Tumors of the colon and rectum are growths (masses) arising from the wall of the large intestine. Benign tumors of the large intestine are usually called polypoid in shape. Malignant tumors of the large intestine are called cancers, and most are believed to have developed from polyps. Bleeding from colon polyps and cancers tends to be mild (the amount of blood loss is small), intermittent, and usually does not cause low blood pressure or shock.
Cancers and polyps of the colon and rectum can cause bright red rectal bleeding, maroon colored stools, and sometimes melena. The colon cancers and polyps located near the rectum and the sigmoid colon are more likely to cause mild intermittent bright red rectal bleeding; while colon cancers located in the right colon are more likely to cause occult bleeding that over time can lead to moderate or severe iron deficiency anemia.

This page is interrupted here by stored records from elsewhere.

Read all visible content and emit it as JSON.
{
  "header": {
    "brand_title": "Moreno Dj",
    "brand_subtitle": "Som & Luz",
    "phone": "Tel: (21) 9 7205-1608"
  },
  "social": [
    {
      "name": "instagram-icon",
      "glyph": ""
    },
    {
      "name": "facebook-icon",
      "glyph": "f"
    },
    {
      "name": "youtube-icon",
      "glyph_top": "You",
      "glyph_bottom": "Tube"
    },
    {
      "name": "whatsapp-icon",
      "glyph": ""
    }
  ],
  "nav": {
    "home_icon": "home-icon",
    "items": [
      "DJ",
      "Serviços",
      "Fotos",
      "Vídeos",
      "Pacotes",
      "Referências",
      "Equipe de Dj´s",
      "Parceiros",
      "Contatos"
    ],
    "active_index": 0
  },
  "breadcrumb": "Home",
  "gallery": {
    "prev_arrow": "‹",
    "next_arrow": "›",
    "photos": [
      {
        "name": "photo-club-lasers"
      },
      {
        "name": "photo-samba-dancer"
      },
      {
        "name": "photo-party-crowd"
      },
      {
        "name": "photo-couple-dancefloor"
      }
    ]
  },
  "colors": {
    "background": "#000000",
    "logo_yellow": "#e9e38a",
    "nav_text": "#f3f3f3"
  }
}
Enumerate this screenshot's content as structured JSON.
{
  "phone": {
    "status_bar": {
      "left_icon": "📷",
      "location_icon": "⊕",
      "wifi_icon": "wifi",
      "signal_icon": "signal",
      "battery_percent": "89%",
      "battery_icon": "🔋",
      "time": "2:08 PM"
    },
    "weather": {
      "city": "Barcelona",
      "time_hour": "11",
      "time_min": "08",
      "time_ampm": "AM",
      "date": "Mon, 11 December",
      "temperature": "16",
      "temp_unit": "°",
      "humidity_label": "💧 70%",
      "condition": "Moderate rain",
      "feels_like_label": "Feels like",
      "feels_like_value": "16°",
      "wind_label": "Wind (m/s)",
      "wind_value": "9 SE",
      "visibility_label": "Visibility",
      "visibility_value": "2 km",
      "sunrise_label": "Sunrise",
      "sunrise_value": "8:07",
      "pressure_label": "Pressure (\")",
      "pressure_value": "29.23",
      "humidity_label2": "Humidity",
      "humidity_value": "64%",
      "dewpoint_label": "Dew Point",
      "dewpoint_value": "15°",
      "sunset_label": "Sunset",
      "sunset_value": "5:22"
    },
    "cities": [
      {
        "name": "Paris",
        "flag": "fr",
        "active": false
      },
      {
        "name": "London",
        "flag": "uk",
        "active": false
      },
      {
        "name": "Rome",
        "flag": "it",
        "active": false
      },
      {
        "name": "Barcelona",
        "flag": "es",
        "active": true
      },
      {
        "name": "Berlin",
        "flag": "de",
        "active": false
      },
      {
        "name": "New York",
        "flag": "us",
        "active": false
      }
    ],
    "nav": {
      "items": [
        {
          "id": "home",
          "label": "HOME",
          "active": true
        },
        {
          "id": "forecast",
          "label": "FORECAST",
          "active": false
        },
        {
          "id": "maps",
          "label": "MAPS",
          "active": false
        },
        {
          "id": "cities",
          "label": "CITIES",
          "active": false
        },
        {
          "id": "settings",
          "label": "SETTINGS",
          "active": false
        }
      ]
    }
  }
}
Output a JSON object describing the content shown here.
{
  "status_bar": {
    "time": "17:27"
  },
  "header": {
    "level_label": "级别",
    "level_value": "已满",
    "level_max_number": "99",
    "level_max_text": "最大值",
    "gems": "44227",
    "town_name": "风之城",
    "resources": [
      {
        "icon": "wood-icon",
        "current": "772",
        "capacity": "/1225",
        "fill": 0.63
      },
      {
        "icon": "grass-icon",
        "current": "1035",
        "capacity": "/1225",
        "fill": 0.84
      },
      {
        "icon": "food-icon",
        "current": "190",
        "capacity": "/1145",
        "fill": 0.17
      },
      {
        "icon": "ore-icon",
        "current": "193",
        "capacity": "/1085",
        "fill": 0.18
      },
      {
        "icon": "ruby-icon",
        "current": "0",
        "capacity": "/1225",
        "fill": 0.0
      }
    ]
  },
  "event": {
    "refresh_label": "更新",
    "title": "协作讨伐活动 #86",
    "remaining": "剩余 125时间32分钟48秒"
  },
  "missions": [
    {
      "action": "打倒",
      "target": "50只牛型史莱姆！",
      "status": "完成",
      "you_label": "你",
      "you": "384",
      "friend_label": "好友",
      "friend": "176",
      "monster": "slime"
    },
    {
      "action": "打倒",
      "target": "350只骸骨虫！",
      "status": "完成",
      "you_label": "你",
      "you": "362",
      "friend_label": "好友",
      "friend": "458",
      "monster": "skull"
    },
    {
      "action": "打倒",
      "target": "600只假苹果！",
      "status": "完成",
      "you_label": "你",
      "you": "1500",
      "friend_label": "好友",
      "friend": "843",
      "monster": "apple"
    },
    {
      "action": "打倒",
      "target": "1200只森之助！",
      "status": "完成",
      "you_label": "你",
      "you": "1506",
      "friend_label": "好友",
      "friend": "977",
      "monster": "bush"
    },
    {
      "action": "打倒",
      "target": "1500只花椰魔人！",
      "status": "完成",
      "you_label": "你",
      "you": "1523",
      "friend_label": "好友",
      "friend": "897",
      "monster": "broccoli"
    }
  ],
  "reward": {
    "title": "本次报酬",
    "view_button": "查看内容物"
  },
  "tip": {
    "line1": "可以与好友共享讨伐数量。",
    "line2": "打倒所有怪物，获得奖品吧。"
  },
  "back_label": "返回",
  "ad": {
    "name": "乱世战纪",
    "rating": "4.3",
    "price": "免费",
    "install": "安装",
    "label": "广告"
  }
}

Colon polyps found during colonoscopy usually are removed, a process called polypectomy. Bleeding can